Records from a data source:
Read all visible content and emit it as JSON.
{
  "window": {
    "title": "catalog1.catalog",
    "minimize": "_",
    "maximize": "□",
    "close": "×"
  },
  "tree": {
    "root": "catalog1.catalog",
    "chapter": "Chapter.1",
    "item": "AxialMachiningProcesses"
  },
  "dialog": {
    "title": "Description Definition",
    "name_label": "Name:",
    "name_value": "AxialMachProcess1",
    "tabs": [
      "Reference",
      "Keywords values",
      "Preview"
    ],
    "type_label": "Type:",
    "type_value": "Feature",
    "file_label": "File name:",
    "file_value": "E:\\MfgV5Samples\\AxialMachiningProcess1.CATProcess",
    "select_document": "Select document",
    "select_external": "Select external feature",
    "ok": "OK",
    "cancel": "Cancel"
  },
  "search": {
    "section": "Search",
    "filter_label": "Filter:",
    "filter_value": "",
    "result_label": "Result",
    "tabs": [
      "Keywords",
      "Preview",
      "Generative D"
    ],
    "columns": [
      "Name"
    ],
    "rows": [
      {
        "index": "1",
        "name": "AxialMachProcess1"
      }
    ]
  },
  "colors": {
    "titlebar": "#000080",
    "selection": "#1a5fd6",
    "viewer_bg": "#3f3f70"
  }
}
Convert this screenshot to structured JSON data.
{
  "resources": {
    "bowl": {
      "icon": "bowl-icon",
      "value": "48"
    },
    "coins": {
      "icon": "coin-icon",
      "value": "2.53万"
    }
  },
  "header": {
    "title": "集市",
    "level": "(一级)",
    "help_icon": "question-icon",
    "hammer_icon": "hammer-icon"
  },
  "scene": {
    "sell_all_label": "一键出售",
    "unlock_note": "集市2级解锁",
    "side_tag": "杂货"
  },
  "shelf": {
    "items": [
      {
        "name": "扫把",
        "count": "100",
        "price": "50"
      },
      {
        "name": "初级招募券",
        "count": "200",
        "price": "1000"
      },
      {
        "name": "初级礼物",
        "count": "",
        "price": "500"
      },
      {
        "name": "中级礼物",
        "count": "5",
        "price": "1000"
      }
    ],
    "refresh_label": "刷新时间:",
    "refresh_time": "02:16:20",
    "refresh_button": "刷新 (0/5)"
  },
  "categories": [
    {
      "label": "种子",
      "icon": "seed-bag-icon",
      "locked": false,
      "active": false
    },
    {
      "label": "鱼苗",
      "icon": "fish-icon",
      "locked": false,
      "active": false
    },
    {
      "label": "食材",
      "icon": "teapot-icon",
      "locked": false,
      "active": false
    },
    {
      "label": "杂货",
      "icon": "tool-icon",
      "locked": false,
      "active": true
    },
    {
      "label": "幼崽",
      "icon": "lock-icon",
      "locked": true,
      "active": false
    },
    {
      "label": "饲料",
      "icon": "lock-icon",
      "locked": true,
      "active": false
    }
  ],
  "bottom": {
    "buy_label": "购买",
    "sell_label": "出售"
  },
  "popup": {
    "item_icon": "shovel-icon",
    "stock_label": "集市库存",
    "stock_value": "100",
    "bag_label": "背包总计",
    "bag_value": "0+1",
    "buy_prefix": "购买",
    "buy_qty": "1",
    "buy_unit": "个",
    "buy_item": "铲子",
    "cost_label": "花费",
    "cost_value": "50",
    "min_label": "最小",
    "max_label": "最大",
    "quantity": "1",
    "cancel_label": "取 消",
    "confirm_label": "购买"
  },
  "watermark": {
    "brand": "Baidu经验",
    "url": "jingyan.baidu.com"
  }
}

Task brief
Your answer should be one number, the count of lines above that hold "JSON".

Output for this exercise
2